The six-year-old son of Orfevre scored by a widening 2 3/4-lengths from local hope Algiers and Saudi Arabian-trained Emblem Road in third.
Ushba Tesoro is trained by Noboru Takagi for Ryotokuji Kenji Holdings and was ridden with great poise by Yuga Kawada. A 13-1 price in the pari-mutuel pool, he paid his backers $28.30 to win.
The picture changed markedly in the final two furlongs. As the field turned into the home stretch, the principal UAE fancy Algiers was travelling with conspicuous ease and as he assumed the lead with a furlong and a half to race, the lion’s share of the $12 million purse race appeared at his mercy.
However, about five lengths further back, jockey Yuga Kawada was unfurling a lethal burst from Ushba Tesoro who he had settled at the rear of the field before making his move out wide with 600 metres to race. The winner trailed the field in rear by 15 lengths in the very early stages of the race. But, under a nerveless ride by Kawada, he finished sharply enough to draw clear late and stop the timer in 2:03.25 for about 1 1/4-miles.
Winning trainer Takagi said the Prix de l’Arc de Triomphe, still the one race Japan has yet to conquer and the one it covets most, will come under consideration later in the year, all going well.
The draw for the Dubai World Cup had placed three of the main fancies – Country Grammer, Algiers and Panthalassa – out wide and the latter could never dominate the way he did when landing the Saudi Cup a month ago. He tired to finish well beaten in 10th.
Last year’s hero Country Grammer was always a bit labored and ran seventh, while the other U.S.-based entrant Super Corinto finished 14th.
Despite the dominance by Japan in the world’s biggest races in recent years, it was their only success in the $12 million feature since Victoire Pisa broke through in 2011. It was also their first on dirt, with Victoire Pisa’s success coming on the synthetic Tapeta surface.
Yet such is the quality and quantity of the Japanese challenge in Dubai these days, it will hardly be as long before their next success arrives in the Meydan showpiece
Kawada said: “He jumped quite well but the majority of the other Japanese runners ran towards the middle of the pack. I just tried to focus on maintaining the horse’s rhythm and just to keep his rhythm from the middle of the pack.
“It was his first time running overseas and there were queries on whether he’d travel as well as the fact it was his first time on the surface. He was training quite well over here this week and I knew the horse was in good condition, so it was just a matter of the horse keeping his head in the race and he did that very well today.
“There were eight Japanese horses in the field and aside from myself the only other Japanese jockey on a Japanese horse was Yutaka Yoshida on Panthalassa. I was on the horse for the first time today but it was a tremendous honour to ride him and there was a lot of pressure as the leading Japanese jockey heading into the race.
“Thanks to the effort of the horse he fought on very well and I’m very proud of myself as the leading Japanese jockey by winning the leading race in the world today.”
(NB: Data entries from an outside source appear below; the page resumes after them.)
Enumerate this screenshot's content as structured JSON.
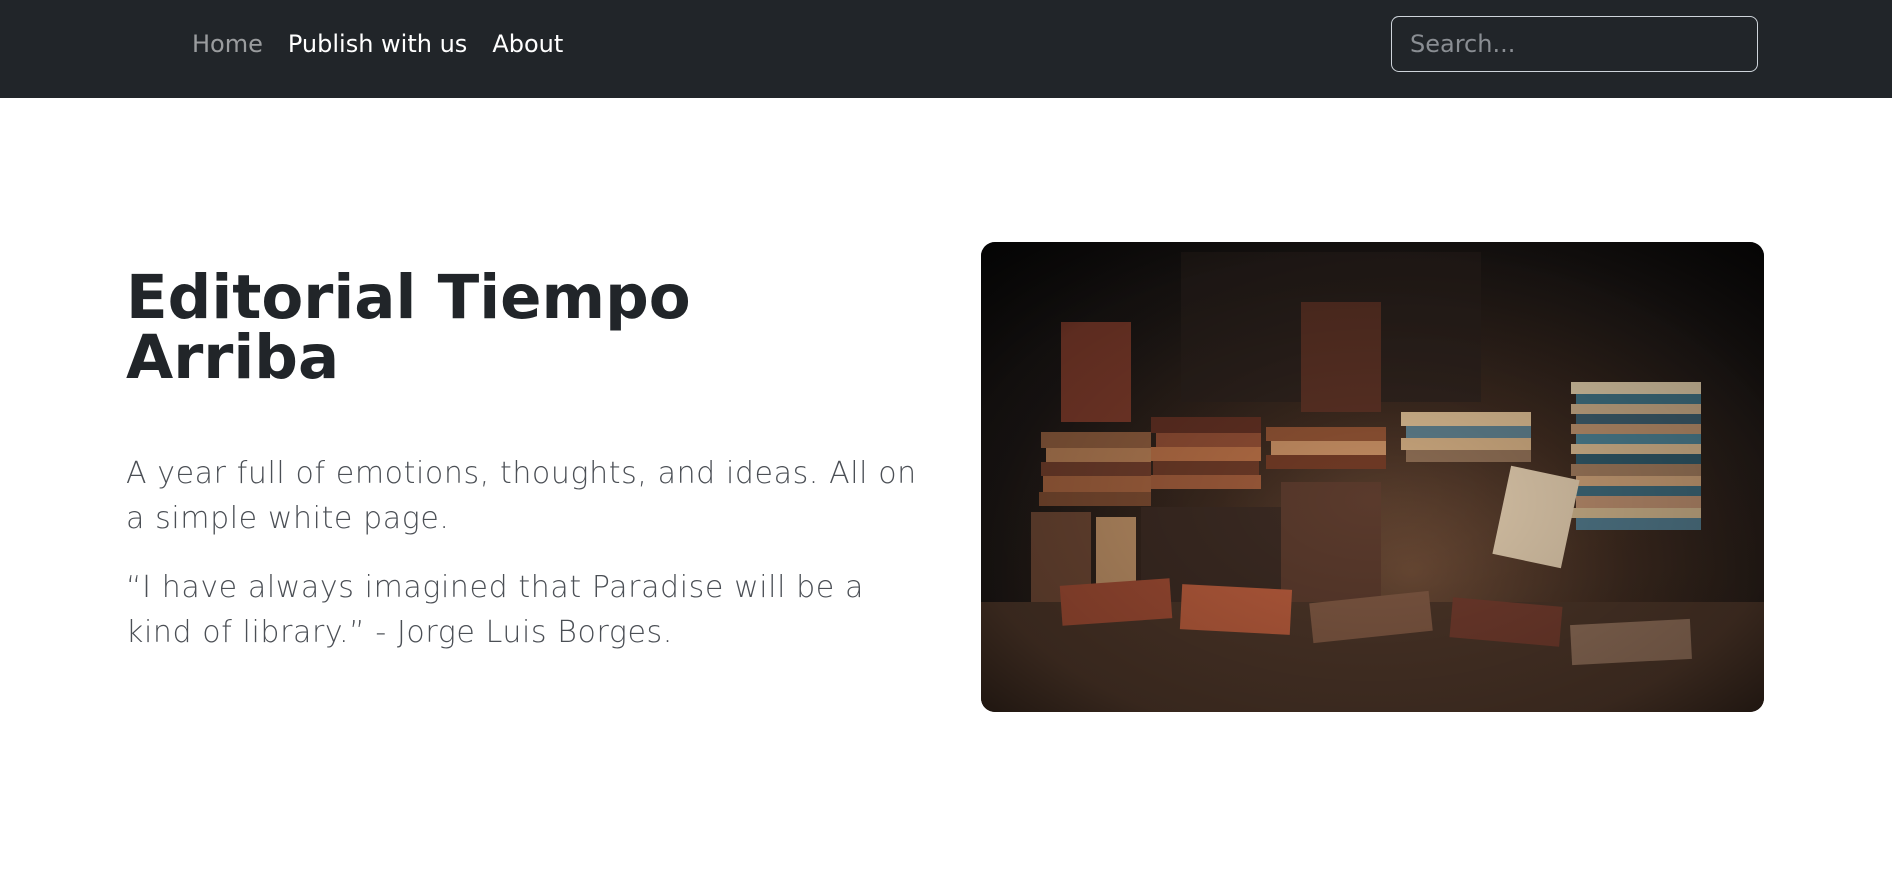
{
  "nav": {
    "items": [
      {
        "label": "Home",
        "active": true
      },
      {
        "label": "Publish with us",
        "active": false
      },
      {
        "label": "About",
        "active": false
      }
    ],
    "search_placeholder": "Search..."
  },
  "hero": {
    "title": "Editorial Tiempo Arriba",
    "lead1": "A year full of emotions, thoughts, and ideas. All on a simple white page.",
    "lead2": "“I have always imagined that Paradise will be a kind of library.” - Jorge Luis Borges."
  },
  "colors": {
    "navbar_bg": "#212529",
    "nav_active": "rgba(255,255,255,0.55)",
    "text_dark": "#212529",
    "text_muted": "#4b4f55"
  },
  "icons": {
    "hero_image": "bookstore-photo"
  }
}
Takagi said: “It’s a great feeling! After watching his previous run (when winning the Kawasaki Kinen last month), the Dubai World Cup was certainly on my mind for this horse.
“Everything went as planned. Actually when he first got here he was actually quite nervous and a bit toey but that was expected and as the days went by he gradually got used to his environment and ran a great race. This is by far the greatest honour of my career.
“We will go back to Japan as he’s a bit vulnerable in hot weather and heat. We’ll see how he is over the summer and come up with a plan for him.”
An owner representative for Ryotokuji Kenji Holdings said: “This was a complete team effort and the victory is for the effort of every individual in this team.
“This was the first win abroad for our syndicate and now we’ve opened our doors to the global stage we will look again. The owners expressed an interest in going for the Prix de l’Arc de Triomphe if we won this today.”
Trainer Frankie Dettori, who rode Country Grammer to victory in the Dubai World Cup in 2022, did not feel the same horse underneath him as he felt when second in the Saudi Cup last month. “He ran so big in Saudi Arabia and I was never going today. I pushed him but he felt lethargic. When they run so big, sometimes they take longer to recover than you think.”